▸ DIRECTIONS FOR THIS TASK:
Your answer should consist of the lines in the following data that contain "value".

▸ DATA TO USE:
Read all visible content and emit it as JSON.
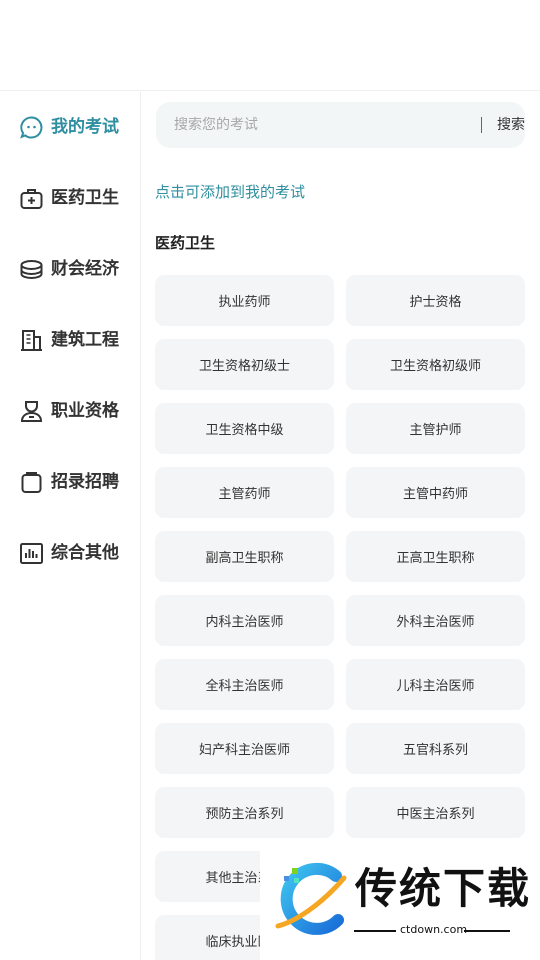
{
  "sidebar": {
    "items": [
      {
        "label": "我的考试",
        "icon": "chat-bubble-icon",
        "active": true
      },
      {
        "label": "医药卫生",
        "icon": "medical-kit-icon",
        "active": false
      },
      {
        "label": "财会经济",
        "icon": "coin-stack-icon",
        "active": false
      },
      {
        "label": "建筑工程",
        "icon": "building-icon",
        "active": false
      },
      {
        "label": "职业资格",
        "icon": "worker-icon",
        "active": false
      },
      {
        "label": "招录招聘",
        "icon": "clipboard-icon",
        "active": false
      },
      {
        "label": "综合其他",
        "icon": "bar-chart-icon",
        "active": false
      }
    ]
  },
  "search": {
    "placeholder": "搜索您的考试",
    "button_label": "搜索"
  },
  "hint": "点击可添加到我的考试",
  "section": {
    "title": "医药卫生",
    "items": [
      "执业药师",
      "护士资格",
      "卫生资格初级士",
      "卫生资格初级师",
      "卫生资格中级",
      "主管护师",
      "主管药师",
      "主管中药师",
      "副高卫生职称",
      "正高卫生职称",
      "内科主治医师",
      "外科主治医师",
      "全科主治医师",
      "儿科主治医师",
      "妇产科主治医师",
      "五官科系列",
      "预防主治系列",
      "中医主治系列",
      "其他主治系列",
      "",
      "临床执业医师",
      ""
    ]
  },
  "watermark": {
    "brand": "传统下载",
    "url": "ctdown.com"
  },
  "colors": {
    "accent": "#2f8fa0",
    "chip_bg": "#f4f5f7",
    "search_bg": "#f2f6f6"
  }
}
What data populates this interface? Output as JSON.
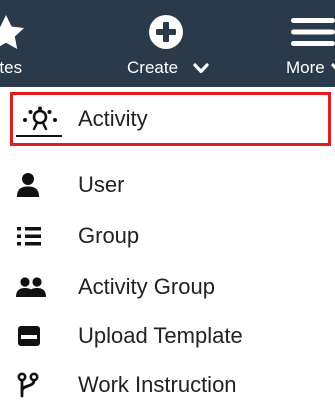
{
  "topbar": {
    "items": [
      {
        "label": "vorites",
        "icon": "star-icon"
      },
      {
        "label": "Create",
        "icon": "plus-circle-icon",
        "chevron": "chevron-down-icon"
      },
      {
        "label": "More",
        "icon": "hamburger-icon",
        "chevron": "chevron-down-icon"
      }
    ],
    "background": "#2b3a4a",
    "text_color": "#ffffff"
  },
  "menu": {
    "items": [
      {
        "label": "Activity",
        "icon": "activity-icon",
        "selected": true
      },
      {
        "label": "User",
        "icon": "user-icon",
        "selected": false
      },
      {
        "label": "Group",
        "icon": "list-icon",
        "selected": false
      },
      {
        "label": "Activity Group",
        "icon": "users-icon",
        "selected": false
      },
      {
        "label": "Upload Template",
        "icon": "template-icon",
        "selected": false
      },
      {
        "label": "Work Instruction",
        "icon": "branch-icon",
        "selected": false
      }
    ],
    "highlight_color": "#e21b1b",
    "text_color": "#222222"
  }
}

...

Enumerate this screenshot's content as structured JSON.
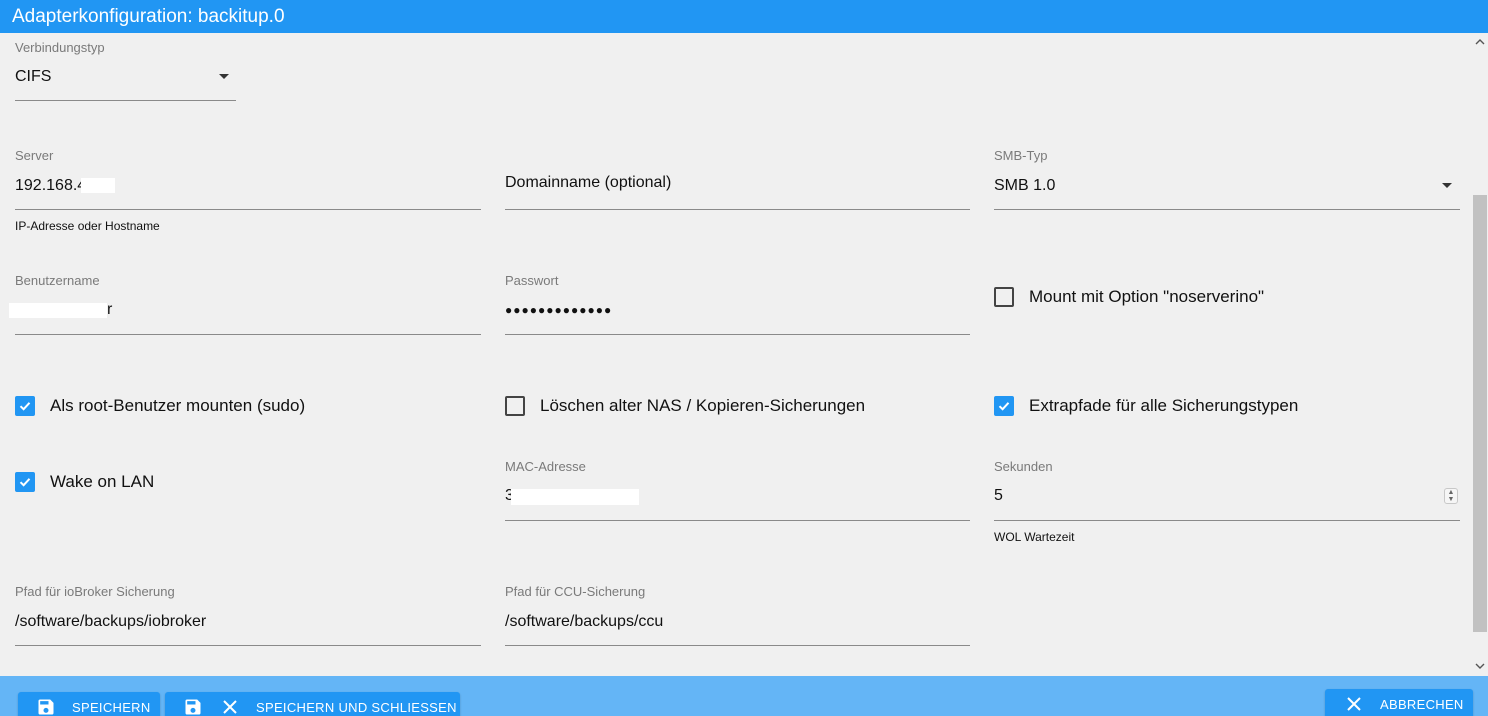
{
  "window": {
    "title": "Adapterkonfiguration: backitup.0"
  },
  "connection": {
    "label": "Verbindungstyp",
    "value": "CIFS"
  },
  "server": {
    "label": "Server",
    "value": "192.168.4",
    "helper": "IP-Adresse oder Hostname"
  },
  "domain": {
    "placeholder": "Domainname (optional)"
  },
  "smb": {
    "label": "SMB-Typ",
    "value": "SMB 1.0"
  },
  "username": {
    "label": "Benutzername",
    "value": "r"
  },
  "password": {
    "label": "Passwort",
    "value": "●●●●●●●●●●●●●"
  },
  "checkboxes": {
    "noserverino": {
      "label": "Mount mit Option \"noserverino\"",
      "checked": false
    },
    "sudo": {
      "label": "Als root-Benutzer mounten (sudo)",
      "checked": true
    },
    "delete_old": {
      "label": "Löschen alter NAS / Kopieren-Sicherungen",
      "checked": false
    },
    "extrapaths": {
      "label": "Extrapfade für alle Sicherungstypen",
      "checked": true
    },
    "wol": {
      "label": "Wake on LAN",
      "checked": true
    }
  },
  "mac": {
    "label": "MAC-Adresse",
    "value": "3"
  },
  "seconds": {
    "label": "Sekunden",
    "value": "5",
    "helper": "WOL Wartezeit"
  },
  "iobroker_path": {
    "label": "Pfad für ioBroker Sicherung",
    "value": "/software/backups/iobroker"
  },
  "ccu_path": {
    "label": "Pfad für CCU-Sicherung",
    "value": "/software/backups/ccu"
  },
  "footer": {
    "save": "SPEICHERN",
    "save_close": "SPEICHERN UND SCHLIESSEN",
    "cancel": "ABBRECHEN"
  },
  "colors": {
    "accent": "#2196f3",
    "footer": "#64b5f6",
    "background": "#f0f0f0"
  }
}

▸ SOLVED EXERCISE:
    "value": "CIFS"
    "value": "192.168.4",
    "value": "SMB 1.0"
    "value": "r"
    "value": "●●●●●●●●●●●●●"
    "value": "3"
    "value": "5",
    "value": "/software/backups/iobroker"
    "value": "/software/backups/ccu"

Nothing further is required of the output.